Achilles Tendonitis

The term Achilles tendonitis describes a variety of conditions and the use of this terminology varies considerably amongst practitioners. The spectrum of Achilles tendon disorders often referred to compromise of:

  • Paratenonitis or paratendonitis, which is inflammation of the sheath (surrounding envelope) of the tendon.
  • Tendinosis, which involves change in the quality and architecture of the tendon itself.
  • Or a combination of both para tendonitis with tendinosis.

Therefore this nomenclature has become more useful to try and stratify disorders and their respective treatments.

Some practitioners also include retro calcaneal bursitis and insertional Achilles tendinosis, which are different diseases to mid Achilles tendon disorders. Chronic ruptures at the mid Achilles or insertional Achilles area can mimic the above spectrum of disorders.

This causes confusion and great difficulties in interpretation of results when reading and comparing studies in published literature.

Commonly Achilles tendon disorders cause pain and swelling along the back of the lower leg, above and near the heel area. The Achilles tendon is one of the largest in the body connecting the gastrocnemius and soleus calf muscles to the heel bone.

Although the Achilles tendon is designed to withstand great stresses ranging from running, jumping, dancing to carrying heavy loads, it can be prone to injury and degeneration with overuse or direct injury.

The problem usually results from repetitive stresses to the tendon by factors such as:

  • Sudden change in intensity and exercise activity: Doing too much too soon.
  • Biomechanical and/or muscle imbalances, particularly tightness and joint stiffness.
  • Change in environment, terrain or footwear when undertaking known activities.

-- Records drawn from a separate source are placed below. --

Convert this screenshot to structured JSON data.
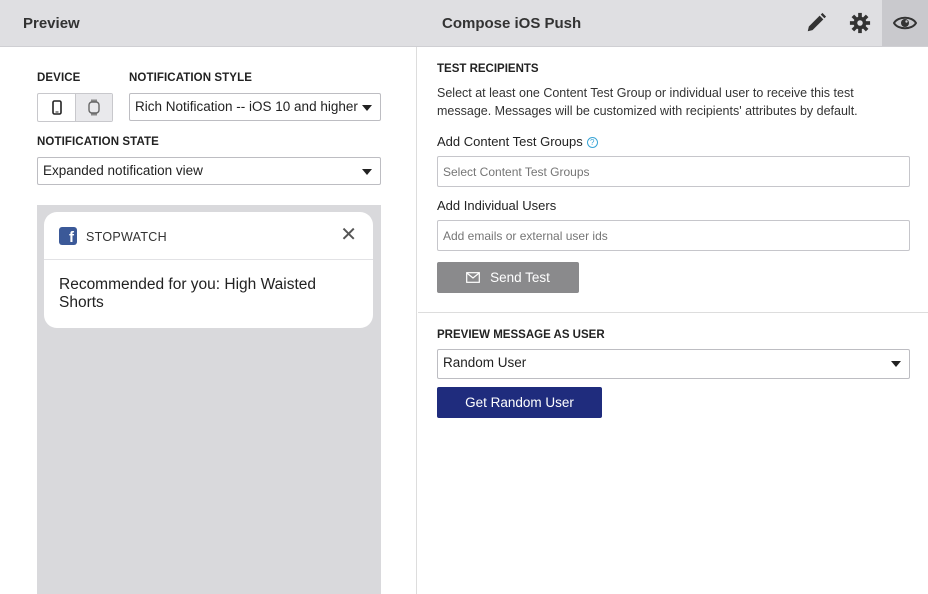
{
  "header": {
    "left_title": "Preview",
    "center_title": "Compose iOS Push",
    "icons": [
      "pencil-icon",
      "gear-icon",
      "eye-icon"
    ]
  },
  "left": {
    "device_label": "DEVICE",
    "style_label": "NOTIFICATION STYLE",
    "style_value": "Rich Notification -- iOS 10 and higher",
    "state_label": "NOTIFICATION STATE",
    "state_value": "Expanded notification view",
    "notification": {
      "app_name": "STOPWATCH",
      "message": "Recommended for you: High Waisted Shorts"
    }
  },
  "right": {
    "test_label": "TEST RECIPIENTS",
    "test_desc": "Select at least one Content Test Group or individual user to receive this test message. Messages will be customized with recipients' attributes by default.",
    "groups_label": "Add Content Test Groups",
    "groups_placeholder": "Select Content Test Groups",
    "users_label": "Add Individual Users",
    "users_placeholder": "Add emails or external user ids",
    "send_label": "Send Test",
    "preview_label": "PREVIEW MESSAGE AS USER",
    "preview_value": "Random User",
    "random_label": "Get Random User"
  },
  "colors": {
    "header_bg": "#dfdfe2",
    "primary_button": "#1f2c7d",
    "disabled_button": "#8a8a8c",
    "facebook_blue": "#3b5998"
  }
}
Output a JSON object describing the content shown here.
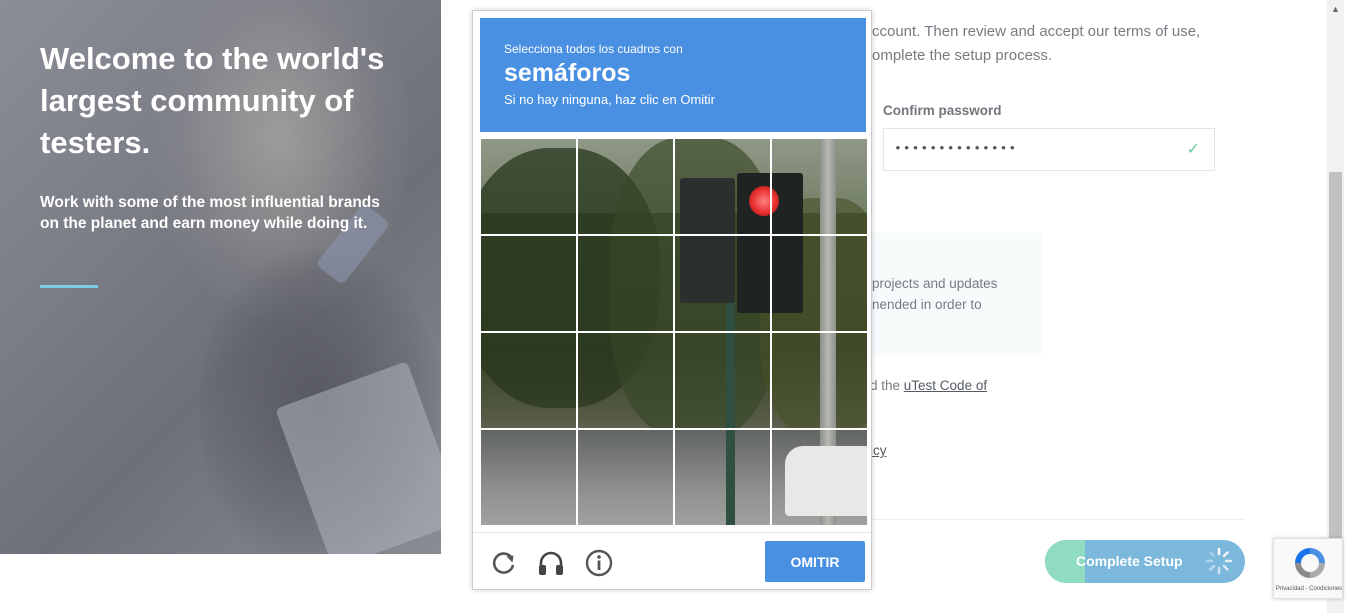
{
  "hero": {
    "title": "Welcome to the world's largest community of testers.",
    "subtitle": "Work with some of the most influential brands on the planet and earn money while doing it."
  },
  "form": {
    "intro": "ccount. Then review and accept our terms of use, omplete the setup process.",
    "confirm_password_label": "Confirm password",
    "confirm_password_value": "••••••••••••••",
    "notice_text": "projects and updates nended in order to",
    "terms_prefix": "d the ",
    "terms_link": "uTest Code of",
    "privacy_link": "icy",
    "complete_button": "Complete Setup"
  },
  "captcha": {
    "instruction_line": "Selecciona todos los cuadros con",
    "target_object": "semáforos",
    "hint": "Si no hay ninguna, haz clic en Omitir",
    "skip_button": "OMITIR",
    "icons": [
      "reload-icon",
      "audio-icon",
      "info-icon"
    ]
  },
  "badge": {
    "text": "Privacidad - Condiciones"
  },
  "colors": {
    "captcha_blue": "#4a90e2",
    "button_blue": "#7bb8dc",
    "button_green": "#8fdcc0",
    "accent_rule": "#7fcbe6"
  }
}
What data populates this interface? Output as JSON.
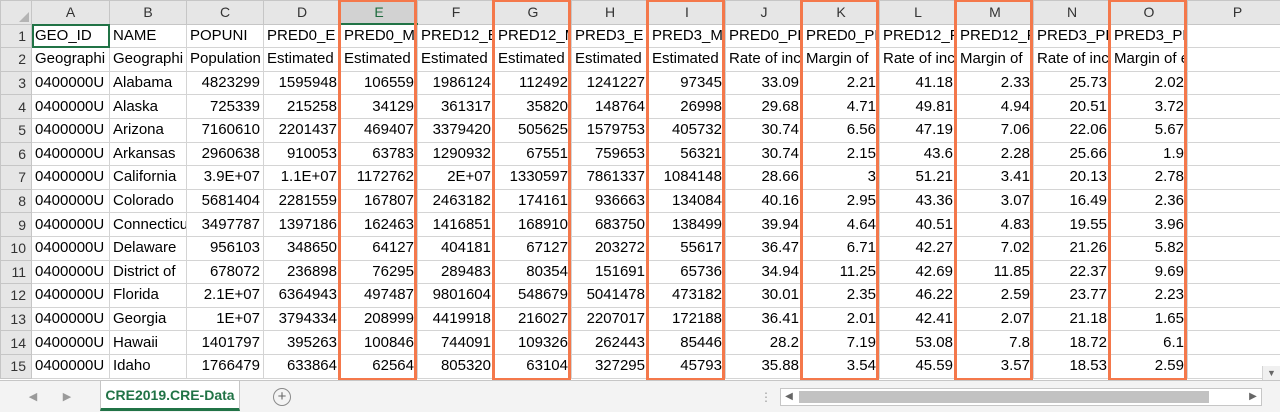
{
  "sheet_tab": "CRE2019.CRE-Data",
  "columns": [
    "A",
    "B",
    "C",
    "D",
    "E",
    "F",
    "G",
    "H",
    "I",
    "J",
    "K",
    "L",
    "M",
    "N",
    "O",
    "P"
  ],
  "selected_column": "E",
  "highlighted_columns": [
    "E",
    "G",
    "I",
    "K",
    "M",
    "O"
  ],
  "highlight_color": "#f4784b",
  "accent_color": "#217346",
  "rows": [
    {
      "n": "1",
      "cells": [
        "GEO_ID",
        "NAME",
        "POPUNI",
        "PRED0_E",
        "PRED0_M",
        "PRED12_E",
        "PRED12_M",
        "PRED3_E",
        "PRED3_M",
        "PRED0_PE",
        "PRED0_PM",
        "PRED12_P",
        "PRED12_P",
        "PRED3_PE",
        "PRED3_PM",
        ""
      ]
    },
    {
      "n": "2",
      "cells": [
        "Geographi",
        "Geographi",
        "Population",
        "Estimated",
        "Estimated",
        "Estimated",
        "Estimated",
        "Estimated",
        "Estimated",
        "Rate of inc",
        "Margin of",
        "Rate of inc",
        "Margin of",
        "Rate of inc",
        "Margin of error for th",
        ""
      ]
    },
    {
      "n": "3",
      "cells": [
        "0400000U",
        "Alabama",
        "4823299",
        "1595948",
        "106559",
        "1986124",
        "112492",
        "1241227",
        "97345",
        "33.09",
        "2.21",
        "41.18",
        "2.33",
        "25.73",
        "2.02",
        ""
      ]
    },
    {
      "n": "4",
      "cells": [
        "0400000U",
        "Alaska",
        "725339",
        "215258",
        "34129",
        "361317",
        "35820",
        "148764",
        "26998",
        "29.68",
        "4.71",
        "49.81",
        "4.94",
        "20.51",
        "3.72",
        ""
      ]
    },
    {
      "n": "5",
      "cells": [
        "0400000U",
        "Arizona",
        "7160610",
        "2201437",
        "469407",
        "3379420",
        "505625",
        "1579753",
        "405732",
        "30.74",
        "6.56",
        "47.19",
        "7.06",
        "22.06",
        "5.67",
        ""
      ]
    },
    {
      "n": "6",
      "cells": [
        "0400000U",
        "Arkansas",
        "2960638",
        "910053",
        "63783",
        "1290932",
        "67551",
        "759653",
        "56321",
        "30.74",
        "2.15",
        "43.6",
        "2.28",
        "25.66",
        "1.9",
        ""
      ]
    },
    {
      "n": "7",
      "cells": [
        "0400000U",
        "California",
        "3.9E+07",
        "1.1E+07",
        "1172762",
        "2E+07",
        "1330597",
        "7861337",
        "1084148",
        "28.66",
        "3",
        "51.21",
        "3.41",
        "20.13",
        "2.78",
        ""
      ]
    },
    {
      "n": "8",
      "cells": [
        "0400000U",
        "Colorado",
        "5681404",
        "2281559",
        "167807",
        "2463182",
        "174161",
        "936663",
        "134084",
        "40.16",
        "2.95",
        "43.36",
        "3.07",
        "16.49",
        "2.36",
        ""
      ]
    },
    {
      "n": "9",
      "cells": [
        "0400000U",
        "Connecticu",
        "3497787",
        "1397186",
        "162463",
        "1416851",
        "168910",
        "683750",
        "138499",
        "39.94",
        "4.64",
        "40.51",
        "4.83",
        "19.55",
        "3.96",
        ""
      ]
    },
    {
      "n": "10",
      "cells": [
        "0400000U",
        "Delaware",
        "956103",
        "348650",
        "64127",
        "404181",
        "67127",
        "203272",
        "55617",
        "36.47",
        "6.71",
        "42.27",
        "7.02",
        "21.26",
        "5.82",
        ""
      ]
    },
    {
      "n": "11",
      "cells": [
        "0400000U",
        "District of",
        "678072",
        "236898",
        "76295",
        "289483",
        "80354",
        "151691",
        "65736",
        "34.94",
        "11.25",
        "42.69",
        "11.85",
        "22.37",
        "9.69",
        ""
      ]
    },
    {
      "n": "12",
      "cells": [
        "0400000U",
        "Florida",
        "2.1E+07",
        "6364943",
        "497487",
        "9801604",
        "548679",
        "5041478",
        "473182",
        "30.01",
        "2.35",
        "46.22",
        "2.59",
        "23.77",
        "2.23",
        ""
      ]
    },
    {
      "n": "13",
      "cells": [
        "0400000U",
        "Georgia",
        "1E+07",
        "3794334",
        "208999",
        "4419918",
        "216027",
        "2207017",
        "172188",
        "36.41",
        "2.01",
        "42.41",
        "2.07",
        "21.18",
        "1.65",
        ""
      ]
    },
    {
      "n": "14",
      "cells": [
        "0400000U",
        "Hawaii",
        "1401797",
        "395263",
        "100846",
        "744091",
        "109326",
        "262443",
        "85446",
        "28.2",
        "7.19",
        "53.08",
        "7.8",
        "18.72",
        "6.1",
        ""
      ]
    },
    {
      "n": "15",
      "cells": [
        "0400000U",
        "Idaho",
        "1766479",
        "633864",
        "62564",
        "805320",
        "63104",
        "327295",
        "45793",
        "35.88",
        "3.54",
        "45.59",
        "3.57",
        "18.53",
        "2.59",
        ""
      ]
    }
  ],
  "icons": {
    "nav_prev": "triangle-left-icon",
    "nav_next": "triangle-right-icon",
    "add_sheet": "plus-circle-icon",
    "scroll_left": "triangle-left-icon",
    "scroll_right": "triangle-right-icon",
    "scroll_down": "triangle-down-icon"
  }
}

You may get pain and stiffness in the area first thing in the morning or when you have been stationary for a while. This pain will also increase with activity and after exercising. One can often see localised swelling in and around the tendon area. The swelling may get worse throughout the day.

However if you have felt / heard a sudden pop in the back of your calf or heel with immediate pain and difficult walking there is a high probability you may have ruptured or torn your Achilles tendon which requires urgent assessment by a specialist.

The clinical examination will help in establishing the diagnosis and also identify any co-existing factors that may have led to the development of Achilles tendon problem.

Tests such as Radiographs (x-rays), magnetic resonance imaging (MRI) scans and ultrasound scans are then often used to confirm the clinical diagnosis so that an appropriate treatment programme can be initiated.

In most cases the treatment is non surgical consisting of an individualised programme of physiotherapy and correcting other biomechanical problems that may require the use of functional foot orthoses (insoles). The physiotherapy may include concentric / eccentric stretching protocol, muscle strengthening exercises, manual tissue release, joint mobilisation, icing, and massage. Occasionally there is a role for resting the tendon in a device such as a cast or removable boot. Other treatment options often used in addition are ultrasound guided injections around the tendon within the sheath of PRP (platelet rich plasma or other stem cell therapy), Cortisone, high volume saline (brisement) or alternatively extra corporeal shockwave therapy (ESWT).

There are occasions when medical treatment has not been successful. This is more likely if there are significant areas of degeneration (changes in the architecture of the tendon or discontinuity of the tendon fibres), or poor healing potential (the biology of healing requires good blood supply, nutrients, and local chemicals) in which case surgical treatment is recommended.

The types of surgery required vary from gastrocnemius recession or releasing the gastrocnemius muscle at the appropriate level to allow reduction in tightness of the muscle, cleaning of the scarred and tightened sheath (otherwise known as the paratenon stripping) to actual debridement and repair of the tendon. Occasionally the tissue is too unhealthy, has poor biology or the amount of damage is extensive and a very useful option then is to transfer the flexor hallucis longus or FHL tendon as an additional procedure.

Most patients will have good results following surgery. The recovery period will vary with the amount of tendon involved in the damage, and the extent of surgery. Physiotherapy will be an important part of the recovery process. Complications related to the surgery can include stiffness and swelling which usually improve over a period of 9-12 months.

About 15-20% will be better but not completely better following the surgery and occasionally whilst recovering the tendon can completely rupture despite a graduated prescribed rehabilitation programme. There are other small risks such as infection and nerve injury.